“Last summer, we heard the prime minister and his finance minister launch an attack on small business in the community. They said small business owners should not be able to pass dividend income to capital partners if they are family members and basically accused small business owners of being tax cheats and of not paying our share,” Konanz said.
Last year, the governing Liberal Party announced tax changes for small businesses, including one that would bar paying family members who are not working at that business. Proponents say the move prevents small business owners from paying lower tax rates by shifting the taxes to family members who don’t contribute to the business.
Konanz said she is championing the cause of small businesses as a small business owner herself.

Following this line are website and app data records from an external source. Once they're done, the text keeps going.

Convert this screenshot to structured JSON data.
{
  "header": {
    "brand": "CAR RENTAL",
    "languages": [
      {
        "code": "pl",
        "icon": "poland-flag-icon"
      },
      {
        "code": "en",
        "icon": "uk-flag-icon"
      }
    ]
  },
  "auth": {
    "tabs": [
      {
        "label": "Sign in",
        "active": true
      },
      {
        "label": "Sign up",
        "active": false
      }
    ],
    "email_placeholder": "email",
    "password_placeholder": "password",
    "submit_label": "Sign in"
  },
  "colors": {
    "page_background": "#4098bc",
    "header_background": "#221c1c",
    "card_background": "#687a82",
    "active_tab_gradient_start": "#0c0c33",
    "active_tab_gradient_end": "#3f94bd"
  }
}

“We Konanzes are a family of entrepreneurs, so we understand what it’s like to be threatened by government policies that undermine small business,” she said.
Having experience as a city councillor for seven years, Konanz said she would be a stronger candidate than Marshall Neufeld, who is also running for the spot a second time after losing the 2015 election to NDP MP Richard Cannings.
On the NDP incumbent, Konanz had praise for Cannings, but took issue with the party leader’s lack of a seat in the House of Commons and cast doubt on the party’s future.
As for her own party leader, Andrew Scheer — who has come under fire recently in national media for distorting facts on a variety of topics, from the carbon tax and income taxes to a swing set for the prime ministerial summer home — Konanz had high praise.
“Andrew Scheer, I have a lot of confidence in him, and I’m ready to follow him at this point. I think people like to criticize politicians quite a bit, and I have a lot of respect for him.”